**WORK REQUIRED**
Would you give the entries below again, precisely as they are written?
============
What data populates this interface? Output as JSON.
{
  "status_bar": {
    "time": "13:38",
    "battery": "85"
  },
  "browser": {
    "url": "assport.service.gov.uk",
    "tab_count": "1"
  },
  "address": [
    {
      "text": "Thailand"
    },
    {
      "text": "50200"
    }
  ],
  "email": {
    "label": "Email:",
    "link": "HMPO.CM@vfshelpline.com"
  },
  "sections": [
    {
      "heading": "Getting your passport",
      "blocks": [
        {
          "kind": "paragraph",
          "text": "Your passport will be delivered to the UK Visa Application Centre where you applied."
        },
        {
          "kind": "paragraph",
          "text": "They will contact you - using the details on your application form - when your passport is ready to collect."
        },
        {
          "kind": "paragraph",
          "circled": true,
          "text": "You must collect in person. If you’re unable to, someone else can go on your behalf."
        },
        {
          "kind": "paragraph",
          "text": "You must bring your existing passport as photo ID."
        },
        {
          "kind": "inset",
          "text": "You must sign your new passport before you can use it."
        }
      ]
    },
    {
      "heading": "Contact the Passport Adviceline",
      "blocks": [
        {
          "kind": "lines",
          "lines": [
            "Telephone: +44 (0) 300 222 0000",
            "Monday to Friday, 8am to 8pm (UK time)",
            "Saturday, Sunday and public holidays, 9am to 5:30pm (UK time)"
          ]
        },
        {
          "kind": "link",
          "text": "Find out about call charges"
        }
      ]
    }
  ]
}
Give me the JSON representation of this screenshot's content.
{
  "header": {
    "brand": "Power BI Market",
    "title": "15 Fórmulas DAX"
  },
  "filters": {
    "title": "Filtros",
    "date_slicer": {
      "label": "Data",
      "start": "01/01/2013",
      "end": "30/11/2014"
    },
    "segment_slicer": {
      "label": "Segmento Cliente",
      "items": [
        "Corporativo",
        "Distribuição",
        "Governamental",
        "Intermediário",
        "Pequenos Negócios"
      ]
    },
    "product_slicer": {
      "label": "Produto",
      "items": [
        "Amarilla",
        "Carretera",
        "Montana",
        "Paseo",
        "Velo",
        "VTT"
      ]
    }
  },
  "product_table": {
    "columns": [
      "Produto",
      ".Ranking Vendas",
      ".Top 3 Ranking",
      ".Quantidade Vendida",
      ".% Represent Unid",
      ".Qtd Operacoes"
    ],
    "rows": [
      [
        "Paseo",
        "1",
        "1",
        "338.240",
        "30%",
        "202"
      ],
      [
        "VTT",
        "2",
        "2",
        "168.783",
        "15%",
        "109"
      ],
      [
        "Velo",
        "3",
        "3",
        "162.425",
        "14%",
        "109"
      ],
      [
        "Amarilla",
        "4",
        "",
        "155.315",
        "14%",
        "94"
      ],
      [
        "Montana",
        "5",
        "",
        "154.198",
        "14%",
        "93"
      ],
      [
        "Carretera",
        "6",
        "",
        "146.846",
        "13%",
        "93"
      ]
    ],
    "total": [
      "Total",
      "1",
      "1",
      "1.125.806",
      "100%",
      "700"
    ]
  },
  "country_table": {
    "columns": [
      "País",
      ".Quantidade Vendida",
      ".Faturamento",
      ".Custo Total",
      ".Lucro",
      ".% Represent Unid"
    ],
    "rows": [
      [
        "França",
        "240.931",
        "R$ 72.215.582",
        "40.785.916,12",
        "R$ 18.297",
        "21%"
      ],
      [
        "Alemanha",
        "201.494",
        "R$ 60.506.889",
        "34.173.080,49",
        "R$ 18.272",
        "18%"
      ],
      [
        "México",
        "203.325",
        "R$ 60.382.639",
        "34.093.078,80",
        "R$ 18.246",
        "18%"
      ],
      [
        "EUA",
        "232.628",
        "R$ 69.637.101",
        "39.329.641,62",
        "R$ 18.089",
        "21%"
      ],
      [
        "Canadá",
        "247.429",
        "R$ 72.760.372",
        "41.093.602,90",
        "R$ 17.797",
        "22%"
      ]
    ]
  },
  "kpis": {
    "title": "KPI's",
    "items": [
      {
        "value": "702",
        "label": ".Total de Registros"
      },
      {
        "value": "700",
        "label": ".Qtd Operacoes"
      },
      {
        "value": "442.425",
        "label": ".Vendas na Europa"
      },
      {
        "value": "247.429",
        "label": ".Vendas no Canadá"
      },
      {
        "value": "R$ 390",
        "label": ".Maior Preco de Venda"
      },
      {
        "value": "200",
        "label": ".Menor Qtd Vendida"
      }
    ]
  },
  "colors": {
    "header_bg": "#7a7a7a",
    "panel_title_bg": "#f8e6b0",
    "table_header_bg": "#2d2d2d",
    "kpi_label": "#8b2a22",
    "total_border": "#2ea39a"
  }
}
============
**RESPONSE TO THE TASK**
What data populates this interface? Output as JSON.
{
  "status_bar": {
    "time": "13:38",
    "battery": "85"
  },
  "browser": {
    "url": "assport.service.gov.uk",
    "tab_count": "1"
  },
  "address": [
    {
      "text": "Thailand"
    },
    {
      "text": "50200"
    }
  ],
  "email": {
    "label": "Email:",
    "link": "HMPO.CM@vfshelpline.com"
  },
  "sections": [
    {
      "heading": "Getting your passport",
      "blocks": [
        {
          "kind": "paragraph",
          "text": "Your passport will be delivered to the UK Visa Application Centre where you applied."
        },
        {
          "kind": "paragraph",
          "text": "They will contact you - using the details on your application form - when your passport is ready to collect."
        },
        {
          "kind": "paragraph",
          "circled": true,
          "text": "You must collect in person. If you’re unable to, someone else can go on your behalf."
        },
        {
          "kind": "paragraph",
          "text": "You must bring your existing passport as photo ID."
        },
        {
          "kind": "inset",
          "text": "You must sign your new passport before you can use it."
        }
      ]
    },
    {
      "heading": "Contact the Passport Adviceline",
      "blocks": [
        {
          "kind": "lines",
          "lines": [
            "Telephone: +44 (0) 300 222 0000",
            "Monday to Friday, 8am to 8pm (UK time)",
            "Saturday, Sunday and public holidays, 9am to 5:30pm (UK time)"
          ]
        },
        {
          "kind": "link",
          "text": "Find out about call charges"
        }
      ]
    }
  ]
}
Give me the JSON representation of this screenshot's content.
{
  "header": {
    "brand": "Power BI Market",
    "title": "15 Fórmulas DAX"
  },
  "filters": {
    "title": "Filtros",
    "date_slicer": {
      "label": "Data",
      "start": "01/01/2013",
      "end": "30/11/2014"
    },
    "segment_slicer": {
      "label": "Segmento Cliente",
      "items": [
        "Corporativo",
        "Distribuição",
        "Governamental",
        "Intermediário",
        "Pequenos Negócios"
      ]
    },
    "product_slicer": {
      "label": "Produto",
      "items": [
        "Amarilla",
        "Carretera",
        "Montana",
        "Paseo",
        "Velo",
        "VTT"
      ]
    }
  },
  "product_table": {
    "columns": [
      "Produto",
      ".Ranking Vendas",
      ".Top 3 Ranking",
      ".Quantidade Vendida",
      ".% Represent Unid",
      ".Qtd Operacoes"
    ],
    "rows": [
      [
        "Paseo",
        "1",
        "1",
        "338.240",
        "30%",
        "202"
      ],
      [
        "VTT",
        "2",
        "2",
        "168.783",
        "15%",
        "109"
      ],
      [
        "Velo",
        "3",
        "3",
        "162.425",
        "14%",
        "109"
      ],
      [
        "Amarilla",
        "4",
        "",
        "155.315",
        "14%",
        "94"
      ],
      [
        "Montana",
        "5",
        "",
        "154.198",
        "14%",
        "93"
      ],
      [
        "Carretera",
        "6",
        "",
        "146.846",
        "13%",
        "93"
      ]
    ],
    "total": [
      "Total",
      "1",
      "1",
      "1.125.806",
      "100%",
      "700"
    ]
  },
  "country_table": {
    "columns": [
      "País",
      ".Quantidade Vendida",
      ".Faturamento",
      ".Custo Total",
      ".Lucro",
      ".% Represent Unid"
    ],
    "rows": [
      [
        "França",
        "240.931",
        "R$ 72.215.582",
        "40.785.916,12",
        "R$ 18.297",
        "21%"
      ],
      [
        "Alemanha",
        "201.494",
        "R$ 60.506.889",
        "34.173.080,49",
        "R$ 18.272",
        "18%"
      ],
      [
        "México",
        "203.325",
        "R$ 60.382.639",
        "34.093.078,80",
        "R$ 18.246",
        "18%"
      ],
      [
        "EUA",
        "232.628",
        "R$ 69.637.101",
        "39.329.641,62",
        "R$ 18.089",
        "21%"
      ],
      [
        "Canadá",
        "247.429",
        "R$ 72.760.372",
        "41.093.602,90",
        "R$ 17.797",
        "22%"
      ]
    ]
  },
  "kpis": {
    "title": "KPI's",
    "items": [
      {
        "value": "702",
        "label": ".Total de Registros"
      },
      {
        "value": "700",
        "label": ".Qtd Operacoes"
      },
      {
        "value": "442.425",
        "label": ".Vendas na Europa"
      },
      {
        "value": "247.429",
        "label": ".Vendas no Canadá"
      },
      {
        "value": "R$ 390",
        "label": ".Maior Preco de Venda"
      },
      {
        "value": "200",
        "label": ".Menor Qtd Vendida"
      }
    ]
  },
  "colors": {
    "header_bg": "#7a7a7a",
    "panel_title_bg": "#f8e6b0",
    "table_header_bg": "#2d2d2d",
    "kpi_label": "#8b2a22",
    "total_border": "#2ea39a"
  }
}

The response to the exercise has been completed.